ASSIGNMENT =>
The response should be the complete listing below, unchanged.

ENTRIES SHOWN =>
BEGIN
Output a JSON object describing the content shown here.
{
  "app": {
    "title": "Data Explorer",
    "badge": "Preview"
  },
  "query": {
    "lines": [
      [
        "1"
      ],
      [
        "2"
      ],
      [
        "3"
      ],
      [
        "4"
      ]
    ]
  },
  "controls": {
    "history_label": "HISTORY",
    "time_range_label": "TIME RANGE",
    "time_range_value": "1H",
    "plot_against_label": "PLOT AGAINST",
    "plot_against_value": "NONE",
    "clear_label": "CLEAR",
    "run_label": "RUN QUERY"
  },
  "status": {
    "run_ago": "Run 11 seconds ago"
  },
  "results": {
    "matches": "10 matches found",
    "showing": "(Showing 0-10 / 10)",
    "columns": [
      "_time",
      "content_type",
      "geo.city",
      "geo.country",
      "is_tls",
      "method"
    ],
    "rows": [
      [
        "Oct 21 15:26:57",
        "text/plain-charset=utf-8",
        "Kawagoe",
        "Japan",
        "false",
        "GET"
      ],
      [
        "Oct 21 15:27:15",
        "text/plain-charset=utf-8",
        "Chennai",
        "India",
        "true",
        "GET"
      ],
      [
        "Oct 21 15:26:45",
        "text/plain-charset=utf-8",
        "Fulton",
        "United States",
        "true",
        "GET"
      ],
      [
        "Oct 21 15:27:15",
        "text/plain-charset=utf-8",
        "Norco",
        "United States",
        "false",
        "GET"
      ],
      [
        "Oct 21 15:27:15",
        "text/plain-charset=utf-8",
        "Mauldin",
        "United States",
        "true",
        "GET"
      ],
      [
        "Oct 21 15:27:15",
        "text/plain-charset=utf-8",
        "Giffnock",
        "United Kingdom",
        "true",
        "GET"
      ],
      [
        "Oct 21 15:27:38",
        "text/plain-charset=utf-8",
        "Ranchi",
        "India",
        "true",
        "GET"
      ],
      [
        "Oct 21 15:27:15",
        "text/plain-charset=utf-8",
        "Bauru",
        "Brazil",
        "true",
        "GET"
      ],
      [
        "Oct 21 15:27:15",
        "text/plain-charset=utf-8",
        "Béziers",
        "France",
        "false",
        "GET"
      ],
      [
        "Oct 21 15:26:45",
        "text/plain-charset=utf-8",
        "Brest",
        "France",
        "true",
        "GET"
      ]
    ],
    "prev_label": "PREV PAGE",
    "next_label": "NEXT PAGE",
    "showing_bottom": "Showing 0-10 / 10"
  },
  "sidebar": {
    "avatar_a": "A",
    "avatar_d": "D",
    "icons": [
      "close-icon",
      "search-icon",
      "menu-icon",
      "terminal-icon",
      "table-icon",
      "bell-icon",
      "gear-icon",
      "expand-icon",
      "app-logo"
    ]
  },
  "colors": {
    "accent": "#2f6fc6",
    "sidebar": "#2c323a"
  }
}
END
RESPONSE TO THE TASK =>
Output a JSON object describing the content shown here.
{
  "app": {
    "title": "Data Explorer",
    "badge": "Preview"
  },
  "query": {
    "lines": [
      [
        "1"
      ],
      [
        "2"
      ],
      [
        "3"
      ],
      [
        "4"
      ]
    ]
  },
  "controls": {
    "history_label": "HISTORY",
    "time_range_label": "TIME RANGE",
    "time_range_value": "1H",
    "plot_against_label": "PLOT AGAINST",
    "plot_against_value": "NONE",
    "clear_label": "CLEAR",
    "run_label": "RUN QUERY"
  },
  "status": {
    "run_ago": "Run 11 seconds ago"
  },
  "results": {
    "matches": "10 matches found",
    "showing": "(Showing 0-10 / 10)",
    "columns": [
      "_time",
      "content_type",
      "geo.city",
      "geo.country",
      "is_tls",
      "method"
    ],
    "rows": [
      [
        "Oct 21 15:26:57",
        "text/plain-charset=utf-8",
        "Kawagoe",
        "Japan",
        "false",
        "GET"
      ],
      [
        "Oct 21 15:27:15",
        "text/plain-charset=utf-8",
        "Chennai",
        "India",
        "true",
        "GET"
      ],
      [
        "Oct 21 15:26:45",
        "text/plain-charset=utf-8",
        "Fulton",
        "United States",
        "true",
        "GET"
      ],
      [
        "Oct 21 15:27:15",
        "text/plain-charset=utf-8",
        "Norco",
        "United States",
        "false",
        "GET"
      ],
      [
        "Oct 21 15:27:15",
        "text/plain-charset=utf-8",
        "Mauldin",
        "United States",
        "true",
        "GET"
      ],
      [
        "Oct 21 15:27:15",
        "text/plain-charset=utf-8",
        "Giffnock",
        "United Kingdom",
        "true",
        "GET"
      ],
      [
        "Oct 21 15:27:38",
        "text/plain-charset=utf-8",
        "Ranchi",
        "India",
        "true",
        "GET"
      ],
      [
        "Oct 21 15:27:15",
        "text/plain-charset=utf-8",
        "Bauru",
        "Brazil",
        "true",
        "GET"
      ],
      [
        "Oct 21 15:27:15",
        "text/plain-charset=utf-8",
        "Béziers",
        "France",
        "false",
        "GET"
      ],
      [
        "Oct 21 15:26:45",
        "text/plain-charset=utf-8",
        "Brest",
        "France",
        "true",
        "GET"
      ]
    ],
    "prev_label": "PREV PAGE",
    "next_label": "NEXT PAGE",
    "showing_bottom": "Showing 0-10 / 10"
  },
  "sidebar": {
    "avatar_a": "A",
    "avatar_d": "D",
    "icons": [
      "close-icon",
      "search-icon",
      "menu-icon",
      "terminal-icon",
      "table-icon",
      "bell-icon",
      "gear-icon",
      "expand-icon",
      "app-logo"
    ]
  },
  "colors": {
    "accent": "#2f6fc6",
    "sidebar": "#2c323a"
  }
}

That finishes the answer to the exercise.